Lemierre's syndrome (postanginal septicaemia/necrobaccilosis) is a form of thrombophlebitis usually caused by an acute oropharyngeal infection with secondary septic thrombophlebitis of the internal jugular vein and frequent metastatic infections.
It is characterised by a history of recent oropharyngeal infection and clinical or radiological evidence of internal jugular venous thrombosis, and isolation of anaerobic pathogens. The most common organism isolated is Fusobacterium necrophorum. The onset between oropharyngeal infection and sepsis is usually short. The most common sites of septic embolisms are the brain, lungs and joints.
Treatment includes intravenous antibiotics and drainage of septic foci. In some cases, ligation or excision of internal jugular vein is required.

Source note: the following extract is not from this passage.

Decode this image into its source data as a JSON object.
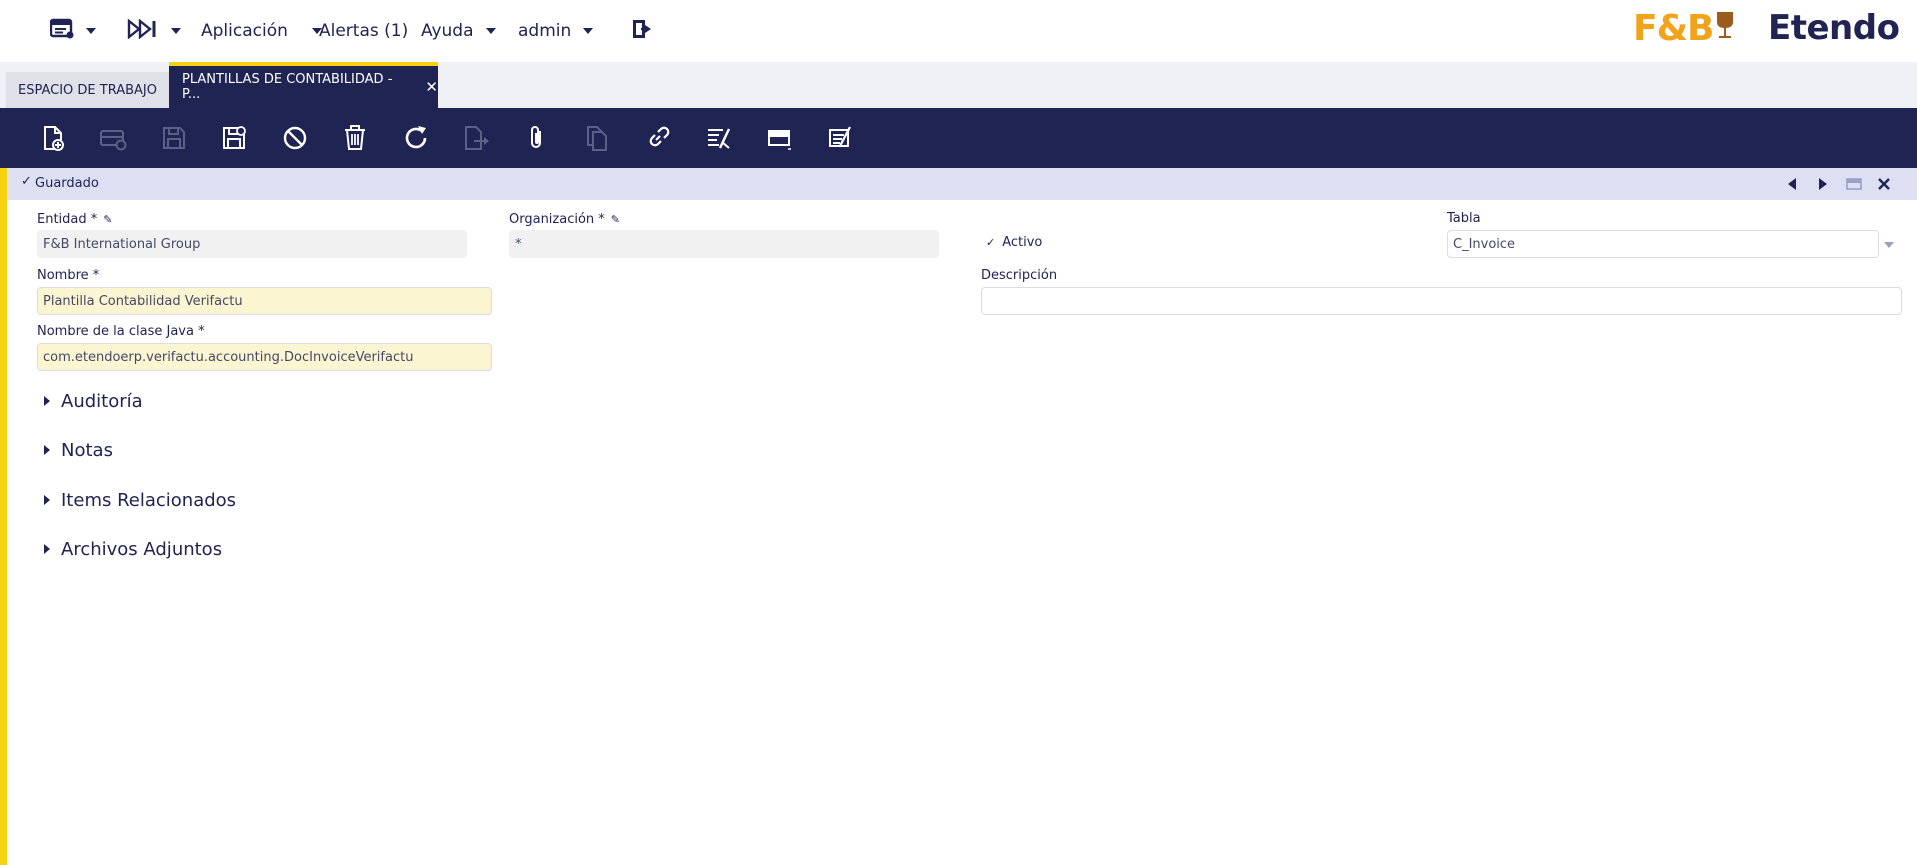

A high index of clinical suspicion is required to diagnose this condition. In this case, the patient's admission bloods show a normal WCC of 8.6 with the absence of neutrophilia, no clinical evidence of sepsis and no radiological evidence of right internal jugular vein thrombosis. Thus, is it unlikely that the patient has Lemierre's syndrome.